Non-bank lender targeted by ASIC

by 10 Dec 2013
A non-bank lender managed by a debt-plagued mortgage distribution company has been ordered to change its site after concerns it may have misled consumers.

ASIC has announced MyRate, a direct home loan lender managed by Firstfolio and funded by ING Direct, has made changes to its website and will contact affected customers following ASIC concerns that home loan interest rates advertised on the website may be misleading.

The concerns come amid announcements Firstfolio will undertake a $50.2 million equity injection that will result in the control of the business passing to a private equity investor. The proceeds will go towards repaying approximately $30m in debt, mostly owed to CBA, following a spate of acquisitions by the mortgage distribution company in recent years.

MyRate managing director Kevin Sherman told Australian Broker the business “will always take a positive approach in dealing with any concerns raised”.

“We are a customer service focused entity and as such, when ASIC approached us, we made sure that we worked with them to understand and address their points. We are happy that we were able to do so.”

ASIC was concerned the website gave the impression the advertised rate for a variable home loan applied to both existing and new loans when, in reality, it only applied to new home loans. This meant some customers with existing variable rate home loans were charged interest over the advertised rate.

In response to ASIC's concerns, MyRate has made changes to its website to prominently state on the home page that the advertised rate only applies to new loans. 

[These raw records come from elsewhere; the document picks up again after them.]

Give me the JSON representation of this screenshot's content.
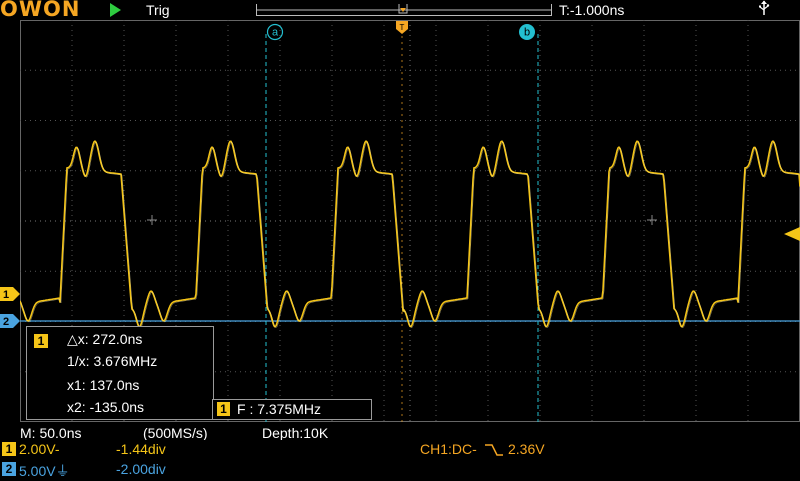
{
  "header": {
    "logo": "OWON",
    "run_state_icon": "play-icon",
    "trigger_label": "Trig",
    "trigger_time": "T:-1.000ns",
    "usb_icon": "usb-icon"
  },
  "cursors": {
    "a_label": "a",
    "b_label": "b",
    "trigger_marker_label": "T"
  },
  "channel_markers": {
    "ch1": "1",
    "ch2": "2"
  },
  "measurement": {
    "channel": "1",
    "delta_x": "△x: 272.0ns",
    "inv_x": "1/x: 3.676MHz",
    "x1": "x1: 137.0ns",
    "x2": "x2: -135.0ns"
  },
  "frequency": {
    "channel": "1",
    "text": "F : 7.375MHz"
  },
  "status": {
    "timebase": "M: 50.0ns",
    "sample_rate": "(500MS/s)",
    "depth": "Depth:10K"
  },
  "channels": [
    {
      "id": "1",
      "scale": "2.00V-",
      "offset": "-1.44div",
      "color": "#f5c518"
    },
    {
      "id": "2",
      "scale": "5.00V⏚",
      "offset": "-2.00div",
      "color": "#4aa3e0"
    }
  ],
  "trigger_info": {
    "source": "CH1:DC-",
    "edge_icon": "falling-edge-icon",
    "level": "2.36V"
  },
  "colors": {
    "ch1": "#f5c518",
    "ch2": "#4aa3e0",
    "cursor": "#23bfd0",
    "accent": "#f5a623",
    "grid": "#555555"
  }
}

Further, MyRate has also agreed to write to all affected customers to confirm the advertised rate only applies to new loans. MyRate will provide their internal dispute resolution contact details and customers are encouraged to contact MyRate if they have any concerns that they may have been misled about the interest rate on their loan, or other questions about their loan.

ASIC Deputy Chairman Peter Kell said ASIC expects credit licensees to provide clear and accurate information to consumers in their advertising.

"Where advertising promotes a particular product feature, such as a low interest rate for a loan, the credit provider needs to make sure that any qualifications about how that rate applies are clear and that the information is not misleading in any way."

Sherman responded MyRate has always been “extremely proactive” in its approach to compliance.

“As always, we continue to monitor our environment and to respond to change in an appropriate manner.

“We maintain a positive, healthy relationship with our customers and look forward to working with many more Australian borrowers in the years to come.”

This is not the first time MyRate has been in trouble with ASIC. In 2006 ASIC ordered MyRate to change their promotional material after concerns a low, variable home loan rate was misleading.